–          A separate “John the Elder” who lived and served in Ephesus

There is good external evidence for assuming it is John the Apostle author of the Gospel as this was the assumption of many in the early church.[14]

Arguments against John being the apostle include differences in vocabulary, grammar and syntax style, though explanations for this may include the difference of genre, different scribes and editing processes, John’s age and situation when writing.[15]

I believe that the author was the apostle John. The same disciple who was an eye witness to Jesus’s life, death and resurrection receives a vision from this same Jesus later on in life.


Option 1  -late option abut 95AD -consensus view[16]

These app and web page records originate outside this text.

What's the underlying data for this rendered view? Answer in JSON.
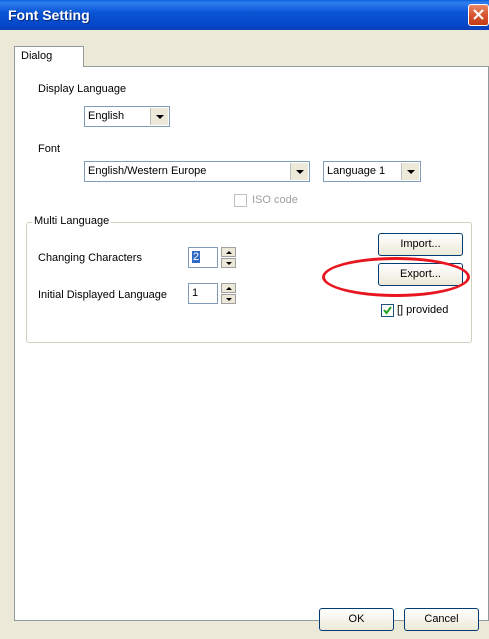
{
  "window": {
    "title": "Font Setting"
  },
  "tabs": [
    {
      "label": "Dialog"
    }
  ],
  "display_language": {
    "label": "Display Language",
    "value": "English"
  },
  "font": {
    "label": "Font",
    "value": "English/Western Europe",
    "language_value": "Language 1"
  },
  "iso_code": {
    "label": "ISO code",
    "checked": false,
    "enabled": false
  },
  "multi_language": {
    "title": "Multi Language",
    "changing_characters": {
      "label": "Changing Characters",
      "value": "2"
    },
    "initial_displayed_language": {
      "label": "Initial Displayed Language",
      "value": "1"
    },
    "import_label": "Import...",
    "export_label": "Export...",
    "provided": {
      "label": "[] provided",
      "checked": true
    }
  },
  "footer": {
    "ok_label": "OK",
    "cancel_label": "Cancel"
  },
  "annotation": {
    "color": "#e8141e",
    "target": "export-button"
  }
}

Option 2 – early -pre AD 70 during reign of Nero.[17]

We’ll probably go into this in more detail later. The key thing at this stage is that both contexts would fit a situation of great turmoil and persecution.  Both options would fit with John being the Apostle. John was a young man when Jesus was on earth so these options would allow for him to be somewhere between middle age and a ripe old age.

[1] Revelation 1:3.

[2] Robert T Mounce, The book of Revelation (NICNT. Revised 1997. Grand Rapids MI.: Eerdmans, 1977), 1.

[3] Mounce, Revelation, 5

[4] I also believe that the book of Daniel which is part of the same genre was written by the historical Daniel who lived in Babylon and served Nebuchadnezzar and Cyrus. I will probably pick up on this in a lter article.

[5] Gordon Fee, Revelation, A New Covenant Commentary (Eugene, Oregon: Cascade Books. Kindle Edition), Location 217.

[6] Mounce, Revelation,4-5.

[7] Mounce, Revelation, 2-3.

[8] Mounce, Revelation, 2-3.

[9] Mounce, Revelation, 2-3.

[10] Mounce, Revelation, 2-3.

[11]Mounce, Revelation, 5.

[12] Revelation 1:4.

[13] Gordon Fee, Revelation, A New Covenant Commentary (Eugene, Oregon: Cascade Books. Kindle Edition), Location 217.

[14] Mounce, Revelation, 11.

[15] Mounce, Revelation, 12-13.

[16]  Mounce, Revelation,15.

[17] Mounce, Revelation, 15.